- [Brief]:
Tally up the lines below that include the word "JSON". Answer with the number alone.

Segment Open

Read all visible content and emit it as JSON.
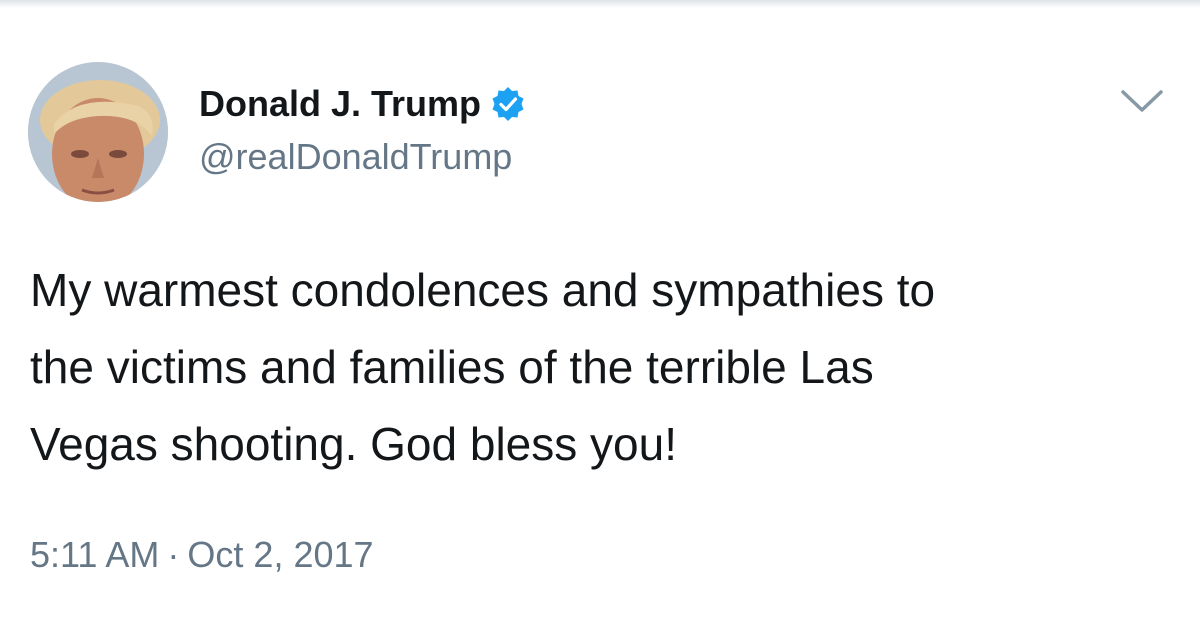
{
  "author": {
    "display_name": "Donald J. Trump",
    "handle": "@realDonaldTrump",
    "verified": true,
    "verified_color": "#1da1f2"
  },
  "tweet": {
    "lines": [
      "My warmest condolences and sympathies to",
      "the victims and families of the terrible Las",
      "Vegas shooting. God bless you!"
    ],
    "time": "5:11 AM",
    "separator": "·",
    "date": "Oct 2, 2017"
  },
  "icons": {
    "verified": "verified-badge-icon",
    "menu": "chevron-down-icon"
  },
  "colors": {
    "text": "#14171a",
    "secondary": "#657786",
    "background": "#ffffff"
  }
}
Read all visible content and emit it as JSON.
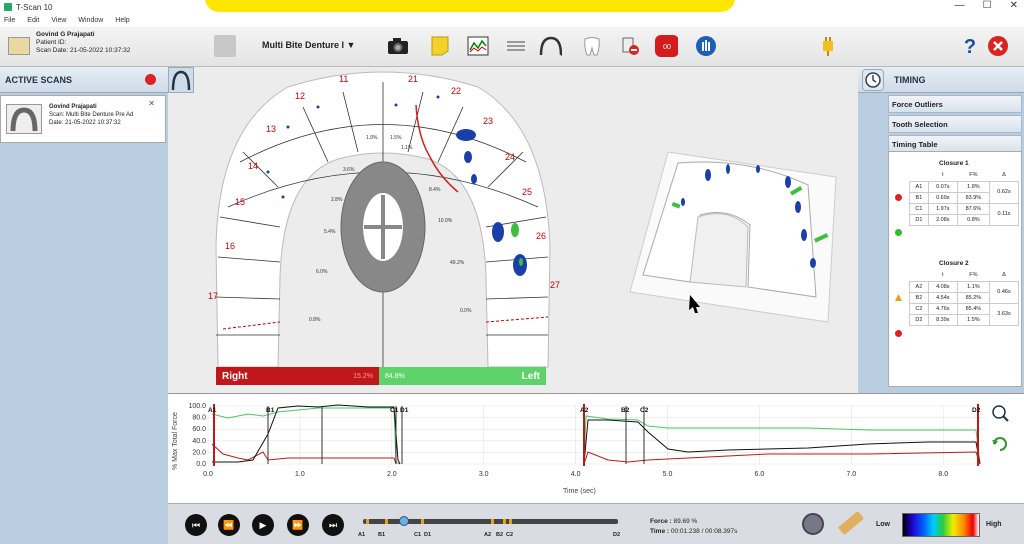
{
  "window": {
    "title": "T-Scan 10",
    "controls": {
      "minimize": "—",
      "maximize": "☐",
      "close": "✕"
    }
  },
  "menu": [
    "File",
    "Edit",
    "View",
    "Window",
    "Help"
  ],
  "patient": {
    "name": "Govind G Prajapati",
    "id_label": "Patient ID:",
    "scan_date_label": "Scan Date:",
    "scan_date": "21-05-2022 10:37:32"
  },
  "toolbar": {
    "scan_select": "Multi Bite Denture I",
    "icons": [
      "camera-icon",
      "note-icon",
      "graph-icon",
      "layers-icon",
      "arch-icon",
      "tooth-icon",
      "eraser-icon",
      "record-icon",
      "hand-icon",
      "plug-icon",
      "help-icon",
      "close-icon"
    ]
  },
  "active_scans": {
    "header": "ACTIVE SCANS",
    "card": {
      "name": "Govind Prajapati",
      "scan_label": "Scan:",
      "scan_value": "Multi Bite Denture Pre Ad",
      "date_label": "Date:",
      "date_value": "21-05-2022 10:37:32"
    }
  },
  "arch_view": {
    "tooth_numbers": [
      {
        "label": "11"
      },
      {
        "label": "12"
      },
      {
        "label": "13"
      },
      {
        "label": "14"
      },
      {
        "label": "15"
      },
      {
        "label": "16"
      },
      {
        "label": "17"
      },
      {
        "label": "21"
      },
      {
        "label": "22"
      },
      {
        "label": "23"
      },
      {
        "label": "24"
      },
      {
        "label": "25"
      },
      {
        "label": "26"
      },
      {
        "label": "27"
      }
    ],
    "percents": [
      "1.9%",
      "1.5%",
      "3.6%",
      "1.1%",
      "8.4%",
      "2.8%",
      "10.0%",
      "5.4%",
      "49.2%",
      "6.0%",
      "0.0%",
      "0.8%"
    ],
    "right_label": "Right",
    "right_value": "15.2%",
    "left_label": "Left",
    "left_value": "84.8%"
  },
  "timing_panel": {
    "header": "TIMING",
    "sections": [
      "Force Outliers",
      "Tooth Selection",
      "Timing Table"
    ],
    "closures": [
      {
        "title": "Closure 1",
        "cols": [
          "",
          "t",
          "F%",
          "Δ"
        ],
        "rows": [
          {
            "k": "A1",
            "t": "0.07s",
            "f": "1.8%",
            "d": "0.62s"
          },
          {
            "k": "B1",
            "t": "0.69s",
            "f": "83.9%",
            "d": ""
          },
          {
            "k": "C1",
            "t": "1.97s",
            "f": "87.6%",
            "d": "0.11s"
          },
          {
            "k": "D1",
            "t": "2.08s",
            "f": "0.8%",
            "d": ""
          }
        ]
      },
      {
        "title": "Closure 2",
        "cols": [
          "",
          "t",
          "F%",
          "Δ"
        ],
        "rows": [
          {
            "k": "A2",
            "t": "4.08s",
            "f": "1.1%",
            "d": "0.46s"
          },
          {
            "k": "B2",
            "t": "4.54s",
            "f": "85.2%",
            "d": ""
          },
          {
            "k": "C2",
            "t": "4.76s",
            "f": "85.4%",
            "d": "3.63s"
          },
          {
            "k": "D2",
            "t": "8.39s",
            "f": "1.5%",
            "d": ""
          }
        ]
      }
    ]
  },
  "graph": {
    "y_title": "% Max Total Force",
    "x_title": "Time (sec)",
    "y_ticks": [
      "100.0",
      "80.0",
      "60.0",
      "40.0",
      "20.0",
      "0.0"
    ],
    "x_ticks": [
      "0.0",
      "1.0",
      "2.0",
      "3.0",
      "4.0",
      "5.0",
      "6.0",
      "7.0",
      "8.0"
    ],
    "markers": [
      "A1",
      "B1",
      "C1",
      "D1",
      "A2",
      "B2",
      "C2",
      "D2"
    ]
  },
  "playback": {
    "buttons": [
      "⏮",
      "⏪",
      "▶",
      "⏩",
      "⏭"
    ],
    "track_labels": [
      "A1",
      "B1",
      "C1",
      "D1",
      "A2",
      "B2",
      "C2",
      "D2"
    ],
    "force_label": "Force :",
    "force_value": "89.69 %",
    "time_label": "Time :",
    "time_value": "00:01.238 / 00:08.397s",
    "legend_low": "Low",
    "legend_high": "High"
  }
}
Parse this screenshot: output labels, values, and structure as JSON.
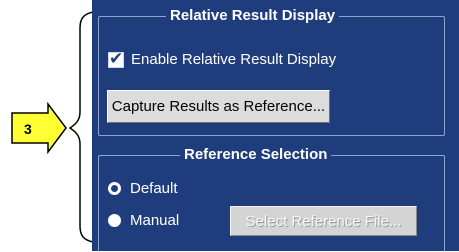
{
  "relative_result_display": {
    "title": "Relative Result Display",
    "enable_checkbox_label": "Enable Relative Result Display",
    "enable_checked": true,
    "capture_button_label": "Capture Results as Reference..."
  },
  "reference_selection": {
    "title": "Reference Selection",
    "options": [
      {
        "label": "Default",
        "selected": true
      },
      {
        "label": "Manual",
        "selected": false
      }
    ],
    "select_button_label": "Select Reference File..."
  },
  "callout": {
    "number": "3",
    "color": "#ffff33"
  },
  "colors": {
    "panel_background": "#1f3d7c",
    "text": "#ffffff"
  }
}
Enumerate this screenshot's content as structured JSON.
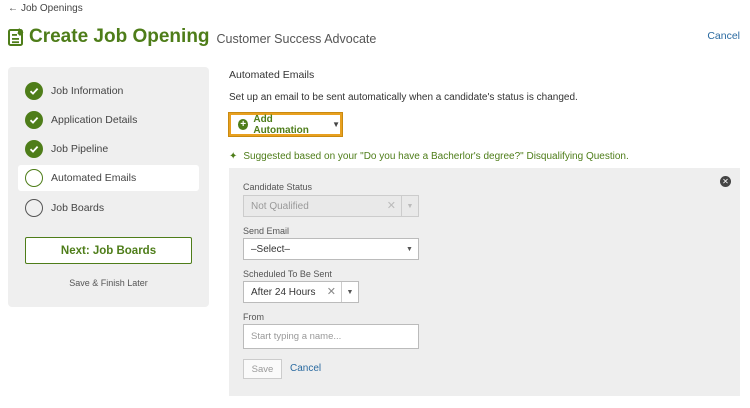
{
  "back_link": {
    "arrow": "←",
    "label": "Job Openings"
  },
  "header": {
    "title": "Create Job Opening",
    "subtitle": "Customer Success Advocate",
    "cancel_label": "Cancel"
  },
  "steps": [
    {
      "label": "Job Information",
      "status": "done"
    },
    {
      "label": "Application Details",
      "status": "done"
    },
    {
      "label": "Job Pipeline",
      "status": "done"
    },
    {
      "label": "Automated Emails",
      "status": "current"
    },
    {
      "label": "Job Boards",
      "status": "todo"
    }
  ],
  "next_button_label": "Next: Job Boards",
  "save_later_label": "Save & Finish Later",
  "section": {
    "title": "Automated Emails",
    "description": "Set up an email to be sent automatically when a candidate's status is changed."
  },
  "add_automation": {
    "icon": "+",
    "label": "Add Automation",
    "caret": "▼"
  },
  "suggestion": {
    "icon": "✦",
    "text": "Suggested based on your \"Do you have a Bacherlor's degree?\" Disqualifying Question."
  },
  "automation": {
    "close_icon": "✕",
    "candidate_status": {
      "label": "Candidate Status",
      "value": "Not Qualified",
      "clear": "✕",
      "caret": "▼"
    },
    "send_email": {
      "label": "Send Email",
      "value": "–Select–",
      "caret": "▼"
    },
    "scheduled": {
      "label": "Scheduled To Be Sent",
      "value": "After 24 Hours",
      "clear": "✕",
      "caret": "▼"
    },
    "from": {
      "label": "From",
      "placeholder": "Start typing a name..."
    },
    "save_label": "Save",
    "cancel_label": "Cancel"
  },
  "colors": {
    "accent": "#4e7d19",
    "link": "#2a6aa0",
    "focus": "#e8a020"
  }
}
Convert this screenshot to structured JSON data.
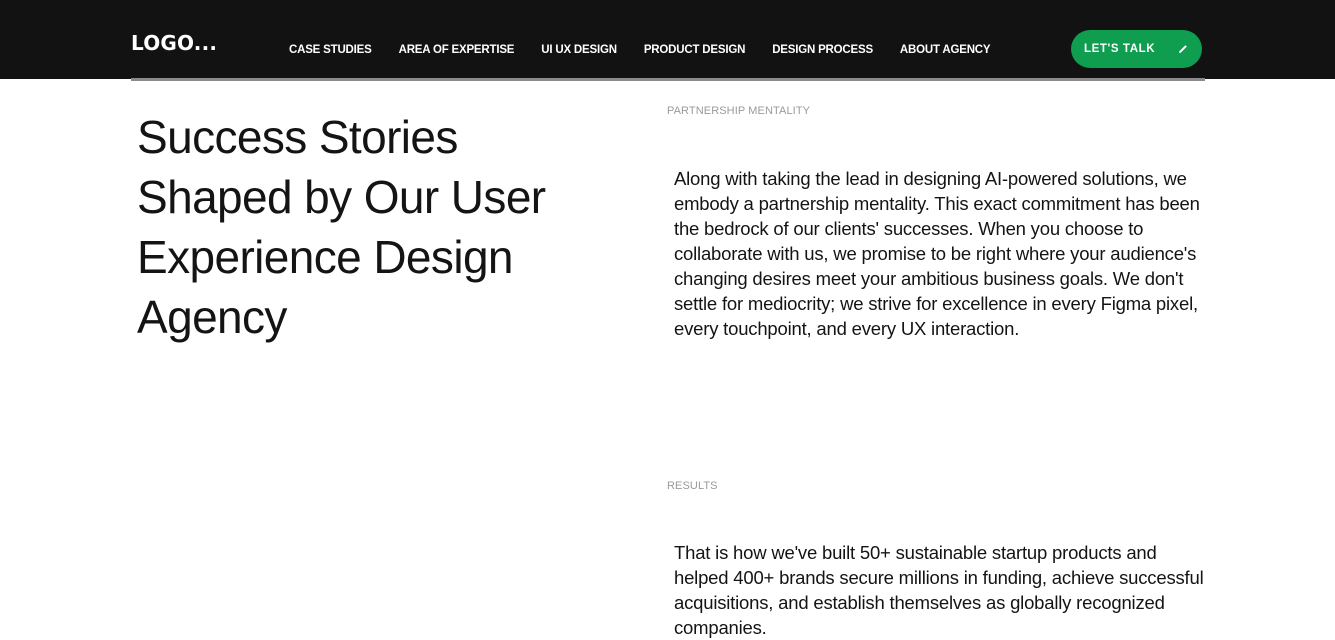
{
  "header": {
    "logo": "LOGO...",
    "nav": [
      {
        "label": "CASE STUDIES"
      },
      {
        "label": "AREA OF EXPERTISE"
      },
      {
        "label": "UI UX DESIGN"
      },
      {
        "label": "PRODUCT DESIGN"
      },
      {
        "label": "DESIGN PROCESS"
      },
      {
        "label": "ABOUT AGENCY"
      }
    ],
    "cta_label": "LET'S TALK",
    "cta_icon": "pencil-icon",
    "background_color": "#121212",
    "cta_color": "#0f9d4f"
  },
  "main": {
    "headline": "Success Stories Shaped by Our User Experience Design Agency",
    "sections": [
      {
        "eyebrow": "PARTNERSHIP MENTALITY",
        "text": "Along with taking the lead in designing AI-powered solutions, we embody a partnership mentality. This exact commitment has been the bedrock of our clients' successes. When you choose to collaborate with us, we promise to be right where your audience's changing desires meet your ambitious business goals. We don't settle for mediocrity; we strive for excellence in every Figma pixel, every touchpoint, and every UX interaction."
      },
      {
        "eyebrow": "RESULTS",
        "text": "That is how we've built 50+ sustainable startup products and helped 400+ brands secure millions in funding, achieve successful acquisitions, and establish themselves as globally recognized companies."
      }
    ]
  }
}
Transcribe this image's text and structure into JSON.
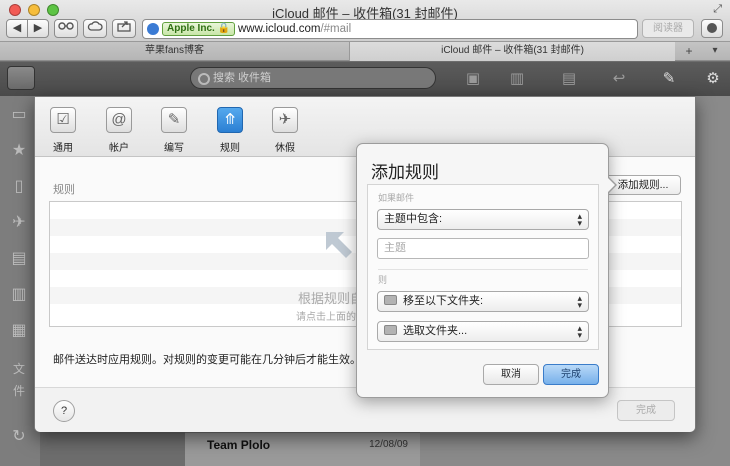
{
  "browser": {
    "window_title": "iCloud 邮件 – 收件箱(31 封邮件)",
    "nav_back": "◀",
    "nav_forward": "▶",
    "ev_badge": "Apple Inc.",
    "url_host": "www.icloud.com",
    "url_hash": "/#mail",
    "reader_label": "阅读器",
    "tabs": [
      {
        "label": "苹果fans博客"
      },
      {
        "label": "iCloud 邮件 – 收件箱(31 封邮件)"
      }
    ],
    "new_tab_symbol": "+"
  },
  "mail": {
    "search_placeholder": "搜索 收件箱",
    "sidebar_partial_label": "文件",
    "bottom_row": {
      "sender": "Team Plolo",
      "date": "12/08/09"
    }
  },
  "prefs": {
    "tabs": [
      {
        "label": "通用",
        "icon": "checkbox-icon"
      },
      {
        "label": "帐户",
        "icon": "at-sign-icon"
      },
      {
        "label": "编写",
        "icon": "compose-icon"
      },
      {
        "label": "规则",
        "icon": "rules-icon",
        "active": true
      },
      {
        "label": "休假",
        "icon": "airplane-icon"
      }
    ],
    "rules_label": "规则",
    "rules_empty_title": "根据规则自",
    "rules_empty_hint": "请点击上面的",
    "add_rule_button": "添加规则...",
    "footnote": "邮件送达时应用规则。对规则的变更可能在几分钟后才能生效。",
    "help_button": "?",
    "done_button": "完成"
  },
  "add_rule_popover": {
    "title": "添加规则",
    "if_label": "如果邮件",
    "condition_select": "主题中包含:",
    "subject_placeholder": "主题",
    "then_label": "则",
    "action_select": "移至以下文件夹:",
    "folder_select": "选取文件夹...",
    "cancel_button": "取消",
    "done_button": "完成"
  },
  "colors": {
    "accent_blue": "#2b7fd3",
    "primary_button": "#77b0ea",
    "overlay_dark": "#6d6d6d"
  }
}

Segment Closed

- [Result for this task]:
6